Death of Kumbhakarna, c. 1670, Malwa pianting, Metropolitan Museum of Art

Kumbhakarna had two sons, Kumbha and Nikumbha, from his wife Vajrajwala, the daughter of Bali and granddaughter of Virochan who too fought in the war against Rama and were killed. He had another son named Bhimasura from another wife Karkati who was the princess of sayadri. Later when she heard about her husband's death, rather than to take avenge from Rama, she ordered her son to perform harsh penance of Bramha and take a boon to remain invincible. But Bhimasura was later killed by Shiva.[citation needed]

Jain traditionEdit

Kumbhakarna attained Moksha from Barwani.[1]

The demons try to rouse the giant Kumbhakarna, by hitting him with weapons and clubs and shouting in his ear, 17th century, British Museum.



Kumbharana is depicted in various Indian Aam Lal pal Hal chal paintings.[2][3] He is portrayed as a giant, sometimes with horns.


Kumbhakarana is portrayed as a virtuous character, despite his monstrous size and appearance. He had asked his older brother Ravana to apologize for kidnapping Sita, however, Ravana did not heed this advice.

He used to sleep for months at a time.

See alsoEdit

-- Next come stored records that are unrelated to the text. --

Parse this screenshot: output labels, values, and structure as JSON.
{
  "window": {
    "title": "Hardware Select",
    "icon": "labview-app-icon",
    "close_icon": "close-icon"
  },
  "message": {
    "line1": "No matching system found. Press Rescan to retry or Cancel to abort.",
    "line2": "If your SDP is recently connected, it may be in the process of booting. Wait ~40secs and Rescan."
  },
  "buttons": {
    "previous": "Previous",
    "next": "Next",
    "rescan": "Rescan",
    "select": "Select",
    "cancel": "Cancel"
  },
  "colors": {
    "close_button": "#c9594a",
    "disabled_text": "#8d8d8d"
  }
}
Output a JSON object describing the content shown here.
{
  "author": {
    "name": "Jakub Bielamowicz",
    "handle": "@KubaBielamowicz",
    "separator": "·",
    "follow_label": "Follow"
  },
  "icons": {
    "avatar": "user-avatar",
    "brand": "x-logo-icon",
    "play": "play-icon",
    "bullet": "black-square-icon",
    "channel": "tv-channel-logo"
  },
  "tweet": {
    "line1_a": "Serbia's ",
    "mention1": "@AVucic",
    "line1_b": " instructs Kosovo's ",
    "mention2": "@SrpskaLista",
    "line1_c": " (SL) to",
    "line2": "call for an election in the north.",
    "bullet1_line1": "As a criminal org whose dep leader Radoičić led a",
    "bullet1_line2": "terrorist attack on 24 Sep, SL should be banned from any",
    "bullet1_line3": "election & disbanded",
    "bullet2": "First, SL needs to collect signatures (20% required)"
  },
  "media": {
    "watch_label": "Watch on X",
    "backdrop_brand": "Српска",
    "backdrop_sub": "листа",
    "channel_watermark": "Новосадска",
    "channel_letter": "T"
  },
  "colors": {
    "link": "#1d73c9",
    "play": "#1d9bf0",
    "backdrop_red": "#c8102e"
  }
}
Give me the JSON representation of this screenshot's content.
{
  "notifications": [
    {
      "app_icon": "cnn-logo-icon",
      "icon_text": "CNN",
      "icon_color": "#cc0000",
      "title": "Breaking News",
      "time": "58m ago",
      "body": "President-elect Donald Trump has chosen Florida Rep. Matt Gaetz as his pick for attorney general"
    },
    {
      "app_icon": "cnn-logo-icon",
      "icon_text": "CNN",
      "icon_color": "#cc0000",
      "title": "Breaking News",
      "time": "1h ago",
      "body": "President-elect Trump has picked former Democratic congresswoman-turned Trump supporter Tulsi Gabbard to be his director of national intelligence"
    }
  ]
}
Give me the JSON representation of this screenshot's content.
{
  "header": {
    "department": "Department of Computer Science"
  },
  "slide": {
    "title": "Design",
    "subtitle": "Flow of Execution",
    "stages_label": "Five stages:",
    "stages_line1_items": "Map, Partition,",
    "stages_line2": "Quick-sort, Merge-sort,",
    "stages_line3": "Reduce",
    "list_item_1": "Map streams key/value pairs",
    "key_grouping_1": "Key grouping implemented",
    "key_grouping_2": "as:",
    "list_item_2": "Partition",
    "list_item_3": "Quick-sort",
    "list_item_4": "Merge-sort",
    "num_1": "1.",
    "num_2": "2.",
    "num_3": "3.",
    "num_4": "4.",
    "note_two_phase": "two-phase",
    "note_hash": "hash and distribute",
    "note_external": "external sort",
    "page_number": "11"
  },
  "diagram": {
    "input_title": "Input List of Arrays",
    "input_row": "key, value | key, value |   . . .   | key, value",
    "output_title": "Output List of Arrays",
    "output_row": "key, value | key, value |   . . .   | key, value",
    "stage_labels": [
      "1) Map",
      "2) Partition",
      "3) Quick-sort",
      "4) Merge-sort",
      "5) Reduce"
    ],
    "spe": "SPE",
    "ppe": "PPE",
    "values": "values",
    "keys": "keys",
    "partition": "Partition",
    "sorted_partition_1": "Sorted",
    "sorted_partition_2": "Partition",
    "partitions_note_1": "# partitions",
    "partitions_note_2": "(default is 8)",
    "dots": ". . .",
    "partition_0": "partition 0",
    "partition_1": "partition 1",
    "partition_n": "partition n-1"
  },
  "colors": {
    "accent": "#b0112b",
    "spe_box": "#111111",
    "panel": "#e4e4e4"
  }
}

  1. ^ Barwani - Census of India (PDF)
  2. ^ "The Demon Kumbhakarna Is Defeated by Rama and Lakshmana: Folio from a Dispersed Ramayana Series". Metropolitan Museum of Art. Retrieved 25 October 2019.
  3. ^ Wight, Colin. "Ramayana: Pages 51 and 52". www.bl.uk. Retrieved 25 October 2019.

External linksEdit